LONDON (AP) -- British Prime Minister Theresa May's government remained defiant after Parliament took partial control of the stalled process of leaving the European Union, arguing Tuesday that the maneuvering simply underscores the need for lawmakers to approve her twice-defeated deal.
The House of Commons voted Monday to take control of the parliamentary timetable away from the government so that lawmakers can vote on alternatives to the withdrawal agreement May negotiated with the EU.
But Health Secretary Matt Hancock told the BBC on Tuesday that the government won't "pre-commit" to accepting the option backed by lawmakers because they may come up with a plan that is impractical.
"The best way through this impasse is the one deal that has been negotiated with the EU that can be delivered quickly now," Hancock said, referring to the prime minister's agreement.

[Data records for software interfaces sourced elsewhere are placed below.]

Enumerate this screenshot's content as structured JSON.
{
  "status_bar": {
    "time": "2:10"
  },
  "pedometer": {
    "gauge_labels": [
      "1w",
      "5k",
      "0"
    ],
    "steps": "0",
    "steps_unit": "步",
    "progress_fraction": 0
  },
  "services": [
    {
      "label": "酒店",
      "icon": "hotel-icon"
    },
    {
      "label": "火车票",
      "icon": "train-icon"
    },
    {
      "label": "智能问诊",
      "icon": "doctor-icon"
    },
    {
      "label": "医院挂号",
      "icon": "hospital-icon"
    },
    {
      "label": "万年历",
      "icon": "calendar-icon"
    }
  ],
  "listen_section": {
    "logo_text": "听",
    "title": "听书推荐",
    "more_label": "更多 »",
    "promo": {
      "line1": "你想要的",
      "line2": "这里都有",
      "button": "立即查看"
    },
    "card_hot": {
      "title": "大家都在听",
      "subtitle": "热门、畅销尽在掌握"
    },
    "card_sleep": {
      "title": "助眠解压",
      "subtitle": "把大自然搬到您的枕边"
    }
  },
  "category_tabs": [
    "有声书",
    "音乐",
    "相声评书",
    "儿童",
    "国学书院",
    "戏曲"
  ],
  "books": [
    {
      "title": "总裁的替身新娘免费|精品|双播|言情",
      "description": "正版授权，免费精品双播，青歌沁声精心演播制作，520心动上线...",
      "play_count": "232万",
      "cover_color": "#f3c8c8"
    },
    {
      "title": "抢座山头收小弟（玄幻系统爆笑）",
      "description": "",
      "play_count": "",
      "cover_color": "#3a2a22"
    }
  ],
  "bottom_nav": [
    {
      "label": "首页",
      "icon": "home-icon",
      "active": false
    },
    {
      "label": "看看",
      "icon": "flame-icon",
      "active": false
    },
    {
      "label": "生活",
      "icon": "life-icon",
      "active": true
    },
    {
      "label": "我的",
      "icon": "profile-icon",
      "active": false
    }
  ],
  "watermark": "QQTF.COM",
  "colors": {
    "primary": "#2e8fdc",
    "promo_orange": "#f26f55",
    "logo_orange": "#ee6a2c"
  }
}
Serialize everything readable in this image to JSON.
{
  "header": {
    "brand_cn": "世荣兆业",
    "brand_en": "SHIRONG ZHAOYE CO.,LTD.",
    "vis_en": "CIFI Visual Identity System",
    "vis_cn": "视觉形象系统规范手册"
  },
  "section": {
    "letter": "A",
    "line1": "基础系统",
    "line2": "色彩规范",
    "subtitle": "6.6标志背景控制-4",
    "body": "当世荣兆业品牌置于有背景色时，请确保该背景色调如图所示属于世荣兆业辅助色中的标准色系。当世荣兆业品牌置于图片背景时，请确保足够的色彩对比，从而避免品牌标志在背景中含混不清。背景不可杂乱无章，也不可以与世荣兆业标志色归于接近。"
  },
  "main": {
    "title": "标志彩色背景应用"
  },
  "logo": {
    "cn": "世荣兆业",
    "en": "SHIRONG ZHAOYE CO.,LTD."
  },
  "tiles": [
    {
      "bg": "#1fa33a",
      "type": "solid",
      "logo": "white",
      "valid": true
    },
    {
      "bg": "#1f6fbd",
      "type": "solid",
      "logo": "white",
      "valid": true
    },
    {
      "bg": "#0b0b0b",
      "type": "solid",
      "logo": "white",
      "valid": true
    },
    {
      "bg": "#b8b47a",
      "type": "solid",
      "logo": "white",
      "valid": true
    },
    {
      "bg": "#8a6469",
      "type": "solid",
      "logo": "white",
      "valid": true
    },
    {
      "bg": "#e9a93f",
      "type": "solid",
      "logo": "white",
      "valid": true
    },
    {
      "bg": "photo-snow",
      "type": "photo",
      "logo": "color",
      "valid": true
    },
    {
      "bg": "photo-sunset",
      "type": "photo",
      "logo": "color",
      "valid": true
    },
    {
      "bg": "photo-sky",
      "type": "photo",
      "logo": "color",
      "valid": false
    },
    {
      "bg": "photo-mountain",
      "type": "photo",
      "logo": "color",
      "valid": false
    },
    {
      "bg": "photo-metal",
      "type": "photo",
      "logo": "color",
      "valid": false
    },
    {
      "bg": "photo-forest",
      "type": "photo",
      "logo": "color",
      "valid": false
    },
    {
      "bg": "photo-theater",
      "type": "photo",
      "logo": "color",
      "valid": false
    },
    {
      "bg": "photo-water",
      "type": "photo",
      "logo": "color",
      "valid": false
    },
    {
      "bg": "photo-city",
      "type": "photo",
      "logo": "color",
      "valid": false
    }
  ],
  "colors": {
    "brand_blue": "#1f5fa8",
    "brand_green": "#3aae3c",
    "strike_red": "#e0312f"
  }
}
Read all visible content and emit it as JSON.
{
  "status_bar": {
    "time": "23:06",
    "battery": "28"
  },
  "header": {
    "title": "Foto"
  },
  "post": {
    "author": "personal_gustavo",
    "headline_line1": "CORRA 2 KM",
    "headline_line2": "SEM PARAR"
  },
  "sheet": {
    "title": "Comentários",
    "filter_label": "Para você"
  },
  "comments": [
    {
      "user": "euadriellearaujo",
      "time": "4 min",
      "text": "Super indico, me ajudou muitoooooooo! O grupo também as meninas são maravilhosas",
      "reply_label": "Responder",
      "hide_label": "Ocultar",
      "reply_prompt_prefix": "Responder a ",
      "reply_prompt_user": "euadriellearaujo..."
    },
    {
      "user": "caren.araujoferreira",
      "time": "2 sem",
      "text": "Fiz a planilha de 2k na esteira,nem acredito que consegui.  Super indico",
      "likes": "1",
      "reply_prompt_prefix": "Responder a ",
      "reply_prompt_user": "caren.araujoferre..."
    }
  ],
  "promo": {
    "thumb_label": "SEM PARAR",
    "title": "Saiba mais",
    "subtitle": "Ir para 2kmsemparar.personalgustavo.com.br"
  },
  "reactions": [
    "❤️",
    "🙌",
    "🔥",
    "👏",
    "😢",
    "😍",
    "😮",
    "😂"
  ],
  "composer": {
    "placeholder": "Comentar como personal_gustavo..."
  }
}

May's authority is hanging by a thread after 30 members of her Conservative Party defied her instructions and voted for parliament to take control of the process. Three government ministers resigned rather than vote with the government.
The prime minister is continuing to push for approval of her deal with the EU even though the House of Commons overwhelmingly rejected it during votes in January and again in March.
Lawmakers who backed Monday's motion, which passed 329-302, hope to find an alternative that can command a majority in Parliament by holding a series of "indicative votes" on other options. Those alternatives include a "soft Brexit" that maintains close economic ties with the EU or scrapping Britain's departure altogether.
Richard Harrington, who resigned as a business minister to vote in favor of Monday's motion, accused the government of "playing roulette" with people's lives.
Cabinet ministers gathering Tuesday for their regular meeting are expected to demand that Conservative Party lawmakers be allowed to follow their consciences, rather than vote the party line, during the debate Wednesday on alternatives to the prime minister's deal.
"Parliament should seek urgently to resolve the situation by considering alternatives freely, without the instruction of party whips, and government should adopt any feasible outcome as its own in order to progress matters," said Alistair Burt, who quit his role in the Foreign Office after defying May on Monday.
"I did not believe the government was prepared to do that, so had to vote to ensure this happens."